So here’s the deal.
No Mass. No cancer.
That was the best news ever. My mitral valve leaflets are thickened and one of them is elongated and prolapses or folds up on itself allowing the blood to regurgitate (go backwards). When my heart pumps blood to the body, some of it doesn’t flow out to the body, it regurgitates. Or whatever, hey I’m not a doctor. Basically I am not pumping blood at 100%. They said I pump enough volume out to be OK, but once again, they don’t see many (any) endurance athletes in there so I may be feeling the lesser volume more than someone who considers changing channels on the remote exercise. I am sure that not pumping as much blood to my legs when I am riding could explain the tiredness, cramping and why I can’t keep up with Tim Mohn and the like.
He also said I would need surgery because it is not going to get better, only worse. The good news is the success rate is in the high 90%, at least that’s what one web site said so it must be true. I am going to be all fixed up. I may be like Forest Gump when he ran out of his leg braces once this valve is fixed. At least that’s what I’m hoping. Who knows how fast I’ll be?
But wait, there is more great news. I have the best reason to be slow on the bike now. When Kevin Collings or even a certain blond-headed female real estate agent in Emporia that is married to the music man passes me, I can just blame it on a bad heart. And if I happen to beat someone, they just got beat by a guy with a bad heart. This is a win-win. I have the perfect excuse to be slow.
Am I worried to keep riding? Maybe a bit, but I am still riding. I haven’t done a really long ride in a while but I will be trying them out because I have a non-refundable ticket to California and I don’t plan on missing the Stagecoach 400. The doctors told me that I should keep exercising, in fact cycling may have saved me. Plus thinking about all this made me think that I would rather die living than live dying. You know what I mean?

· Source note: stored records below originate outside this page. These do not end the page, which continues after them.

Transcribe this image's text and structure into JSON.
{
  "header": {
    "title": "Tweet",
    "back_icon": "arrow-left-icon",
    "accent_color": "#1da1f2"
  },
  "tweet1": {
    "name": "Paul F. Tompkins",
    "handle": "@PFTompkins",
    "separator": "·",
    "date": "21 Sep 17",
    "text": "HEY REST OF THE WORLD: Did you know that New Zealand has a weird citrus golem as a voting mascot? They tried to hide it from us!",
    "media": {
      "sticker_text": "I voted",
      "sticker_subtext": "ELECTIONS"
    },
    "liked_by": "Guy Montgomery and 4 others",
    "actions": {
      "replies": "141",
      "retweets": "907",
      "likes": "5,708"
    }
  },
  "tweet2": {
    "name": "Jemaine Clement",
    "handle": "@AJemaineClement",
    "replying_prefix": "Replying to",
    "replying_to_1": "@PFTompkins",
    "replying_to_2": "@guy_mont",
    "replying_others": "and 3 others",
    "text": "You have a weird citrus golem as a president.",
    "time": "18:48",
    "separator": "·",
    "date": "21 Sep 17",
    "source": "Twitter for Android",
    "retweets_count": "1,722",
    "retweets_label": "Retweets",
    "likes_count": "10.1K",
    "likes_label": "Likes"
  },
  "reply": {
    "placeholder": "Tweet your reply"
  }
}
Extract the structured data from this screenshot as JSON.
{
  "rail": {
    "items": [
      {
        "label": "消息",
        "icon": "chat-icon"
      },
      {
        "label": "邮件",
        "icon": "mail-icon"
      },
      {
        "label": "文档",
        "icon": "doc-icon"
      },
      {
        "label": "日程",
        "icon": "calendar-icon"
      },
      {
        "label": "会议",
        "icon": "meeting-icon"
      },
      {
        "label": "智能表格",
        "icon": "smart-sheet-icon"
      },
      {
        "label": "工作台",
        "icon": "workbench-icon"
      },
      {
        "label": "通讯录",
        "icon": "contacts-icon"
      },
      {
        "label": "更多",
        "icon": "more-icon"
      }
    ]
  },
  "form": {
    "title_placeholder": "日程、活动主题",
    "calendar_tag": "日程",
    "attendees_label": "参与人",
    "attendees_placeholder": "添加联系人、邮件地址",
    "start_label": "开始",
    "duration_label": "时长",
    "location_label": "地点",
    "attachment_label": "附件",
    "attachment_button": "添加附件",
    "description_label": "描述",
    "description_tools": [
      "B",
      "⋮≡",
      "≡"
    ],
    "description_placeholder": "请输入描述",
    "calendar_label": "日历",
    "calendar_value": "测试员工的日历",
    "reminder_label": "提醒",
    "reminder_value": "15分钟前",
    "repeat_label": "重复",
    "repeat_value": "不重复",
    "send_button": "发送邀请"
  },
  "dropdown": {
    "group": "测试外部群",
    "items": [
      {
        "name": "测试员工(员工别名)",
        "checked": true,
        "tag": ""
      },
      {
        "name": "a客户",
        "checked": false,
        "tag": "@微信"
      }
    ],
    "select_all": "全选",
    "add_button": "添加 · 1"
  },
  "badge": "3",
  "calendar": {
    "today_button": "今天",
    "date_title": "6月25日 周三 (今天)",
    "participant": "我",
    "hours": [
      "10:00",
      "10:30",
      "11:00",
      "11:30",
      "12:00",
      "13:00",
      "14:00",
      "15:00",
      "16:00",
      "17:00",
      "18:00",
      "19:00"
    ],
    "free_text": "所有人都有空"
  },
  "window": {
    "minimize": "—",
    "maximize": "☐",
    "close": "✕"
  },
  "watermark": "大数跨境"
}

Ice cream after the procedure to quench my hunger. No I would need much more than six ounces of ice cream.
This as put everything into perspective and has really, really motivated me to change some things in my life.
One of them is to enjoy the good things in life like Mikey’s creativity and energy. I mean how many times have you seen every hanger in the closet attached to the ceiling fan?
How many times do I get to go on a date with my lovely daughter? Not enough I will say someday.
Our date at an Emporia landmark – House of Ma
The future is unknown, as it always is. I have to enjoy every minute of it and get rid of the things that suck. That’s my great statement about life.
I will be having surgery. I am not sure when. I am having a stress test this coming Monday to check out how things are working. Hopefully I will find out more because I have a 400+ mile bikepacking race calling my name.
I shot this last weekend and forgot to change my settings, resulting in an overexposed image. I think it’s appropriate here. I am, as you are, going to continue pedaling down the road into an unknown future.
Die living, don’t live dying.
Feed Your Monkey!